Work to be completed —
Each record must appear in the answer exactly as given.

Data about app and page elements:
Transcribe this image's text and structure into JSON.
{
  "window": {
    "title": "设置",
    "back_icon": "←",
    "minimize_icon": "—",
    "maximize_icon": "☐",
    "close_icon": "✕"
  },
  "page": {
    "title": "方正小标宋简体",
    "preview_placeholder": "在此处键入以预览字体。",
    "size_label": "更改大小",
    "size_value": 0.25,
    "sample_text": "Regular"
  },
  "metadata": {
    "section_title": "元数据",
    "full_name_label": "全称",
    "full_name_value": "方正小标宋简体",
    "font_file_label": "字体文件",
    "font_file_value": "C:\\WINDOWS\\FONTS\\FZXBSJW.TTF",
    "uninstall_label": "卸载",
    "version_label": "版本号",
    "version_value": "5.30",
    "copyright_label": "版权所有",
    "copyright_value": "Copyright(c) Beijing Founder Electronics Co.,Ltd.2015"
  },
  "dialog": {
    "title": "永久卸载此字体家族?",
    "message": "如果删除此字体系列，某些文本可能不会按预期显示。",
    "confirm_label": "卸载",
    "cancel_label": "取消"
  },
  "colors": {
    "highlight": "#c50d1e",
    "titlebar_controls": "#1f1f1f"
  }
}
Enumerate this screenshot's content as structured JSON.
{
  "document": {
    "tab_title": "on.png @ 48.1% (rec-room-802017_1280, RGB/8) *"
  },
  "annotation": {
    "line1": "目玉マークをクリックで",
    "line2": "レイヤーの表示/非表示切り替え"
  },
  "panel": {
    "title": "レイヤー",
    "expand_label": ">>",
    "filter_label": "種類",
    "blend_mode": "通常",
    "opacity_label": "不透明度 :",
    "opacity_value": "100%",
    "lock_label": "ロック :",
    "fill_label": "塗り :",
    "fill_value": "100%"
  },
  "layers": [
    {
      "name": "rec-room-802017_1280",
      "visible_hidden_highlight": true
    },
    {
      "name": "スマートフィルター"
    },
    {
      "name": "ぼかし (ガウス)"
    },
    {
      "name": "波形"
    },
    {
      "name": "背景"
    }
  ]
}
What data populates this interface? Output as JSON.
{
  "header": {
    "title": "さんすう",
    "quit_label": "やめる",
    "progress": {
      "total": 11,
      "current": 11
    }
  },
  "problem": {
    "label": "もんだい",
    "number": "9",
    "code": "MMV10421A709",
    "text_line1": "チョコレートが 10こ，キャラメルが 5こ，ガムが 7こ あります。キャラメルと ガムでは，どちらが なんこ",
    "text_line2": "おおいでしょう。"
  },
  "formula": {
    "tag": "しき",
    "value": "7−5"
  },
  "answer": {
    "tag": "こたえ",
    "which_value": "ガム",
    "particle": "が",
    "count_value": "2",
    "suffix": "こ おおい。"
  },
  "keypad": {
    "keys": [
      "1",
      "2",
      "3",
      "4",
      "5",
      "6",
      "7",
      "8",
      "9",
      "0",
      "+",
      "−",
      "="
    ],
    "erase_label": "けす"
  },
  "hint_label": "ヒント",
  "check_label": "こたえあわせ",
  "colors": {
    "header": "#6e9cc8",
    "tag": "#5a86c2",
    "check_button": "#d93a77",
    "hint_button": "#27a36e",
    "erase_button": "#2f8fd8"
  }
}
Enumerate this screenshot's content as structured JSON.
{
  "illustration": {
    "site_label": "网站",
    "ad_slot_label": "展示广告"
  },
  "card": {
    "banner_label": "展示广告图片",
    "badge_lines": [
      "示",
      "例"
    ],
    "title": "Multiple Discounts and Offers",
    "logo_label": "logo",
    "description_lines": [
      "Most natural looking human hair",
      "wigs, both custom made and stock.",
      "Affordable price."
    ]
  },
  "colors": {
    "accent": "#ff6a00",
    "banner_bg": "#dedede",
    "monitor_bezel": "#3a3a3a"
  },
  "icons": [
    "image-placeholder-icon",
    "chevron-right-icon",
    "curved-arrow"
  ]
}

Exercise output —
Transcribe this image's text and structure into JSON.
{
  "window": {
    "title": "设置",
    "back_icon": "←",
    "minimize_icon": "—",
    "maximize_icon": "☐",
    "close_icon": "✕"
  },
  "page": {
    "title": "方正小标宋简体",
    "preview_placeholder": "在此处键入以预览字体。",
    "size_label": "更改大小",
    "size_value": 0.25,
    "sample_text": "Regular"
  },
  "metadata": {
    "section_title": "元数据",
    "full_name_label": "全称",
    "full_name_value": "方正小标宋简体",
    "font_file_label": "字体文件",
    "font_file_value": "C:\\WINDOWS\\FONTS\\FZXBSJW.TTF",
    "uninstall_label": "卸载",
    "version_label": "版本号",
    "version_value": "5.30",
    "copyright_label": "版权所有",
    "copyright_value": "Copyright(c) Beijing Founder Electronics Co.,Ltd.2015"
  },
  "dialog": {
    "title": "永久卸载此字体家族?",
    "message": "如果删除此字体系列，某些文本可能不会按预期显示。",
    "confirm_label": "卸载",
    "cancel_label": "取消"
  },
  "colors": {
    "highlight": "#c50d1e",
    "titlebar_controls": "#1f1f1f"
  }
}
Enumerate this screenshot's content as structured JSON.
{
  "document": {
    "tab_title": "on.png @ 48.1% (rec-room-802017_1280, RGB/8) *"
  },
  "annotation": {
    "line1": "目玉マークをクリックで",
    "line2": "レイヤーの表示/非表示切り替え"
  },
  "panel": {
    "title": "レイヤー",
    "expand_label": ">>",
    "filter_label": "種類",
    "blend_mode": "通常",
    "opacity_label": "不透明度 :",
    "opacity_value": "100%",
    "lock_label": "ロック :",
    "fill_label": "塗り :",
    "fill_value": "100%"
  },
  "layers": [
    {
      "name": "rec-room-802017_1280",
      "visible_hidden_highlight": true
    },
    {
      "name": "スマートフィルター"
    },
    {
      "name": "ぼかし (ガウス)"
    },
    {
      "name": "波形"
    },
    {
      "name": "背景"
    }
  ]
}
What data populates this interface? Output as JSON.
{
  "header": {
    "title": "さんすう",
    "quit_label": "やめる",
    "progress": {
      "total": 11,
      "current": 11
    }
  },
  "problem": {
    "label": "もんだい",
    "number": "9",
    "code": "MMV10421A709",
    "text_line1": "チョコレートが 10こ，キャラメルが 5こ，ガムが 7こ あります。キャラメルと ガムでは，どちらが なんこ",
    "text_line2": "おおいでしょう。"
  },
  "formula": {
    "tag": "しき",
    "value": "7−5"
  },
  "answer": {
    "tag": "こたえ",
    "which_value": "ガム",
    "particle": "が",
    "count_value": "2",
    "suffix": "こ おおい。"
  },
  "keypad": {
    "keys": [
      "1",
      "2",
      "3",
      "4",
      "5",
      "6",
      "7",
      "8",
      "9",
      "0",
      "+",
      "−",
      "="
    ],
    "erase_label": "けす"
  },
  "hint_label": "ヒント",
  "check_label": "こたえあわせ",
  "colors": {
    "header": "#6e9cc8",
    "tag": "#5a86c2",
    "check_button": "#d93a77",
    "hint_button": "#27a36e",
    "erase_button": "#2f8fd8"
  }
}
Enumerate this screenshot's content as structured JSON.
{
  "illustration": {
    "site_label": "网站",
    "ad_slot_label": "展示广告"
  },
  "card": {
    "banner_label": "展示广告图片",
    "badge_lines": [
      "示",
      "例"
    ],
    "title": "Multiple Discounts and Offers",
    "logo_label": "logo",
    "description_lines": [
      "Most natural looking human hair",
      "wigs, both custom made and stock.",
      "Affordable price."
    ]
  },
  "colors": {
    "accent": "#ff6a00",
    "banner_bg": "#dedede",
    "monitor_bezel": "#3a3a3a"
  },
  "icons": [
    "image-placeholder-icon",
    "chevron-right-icon",
    "curved-arrow"
  ]
}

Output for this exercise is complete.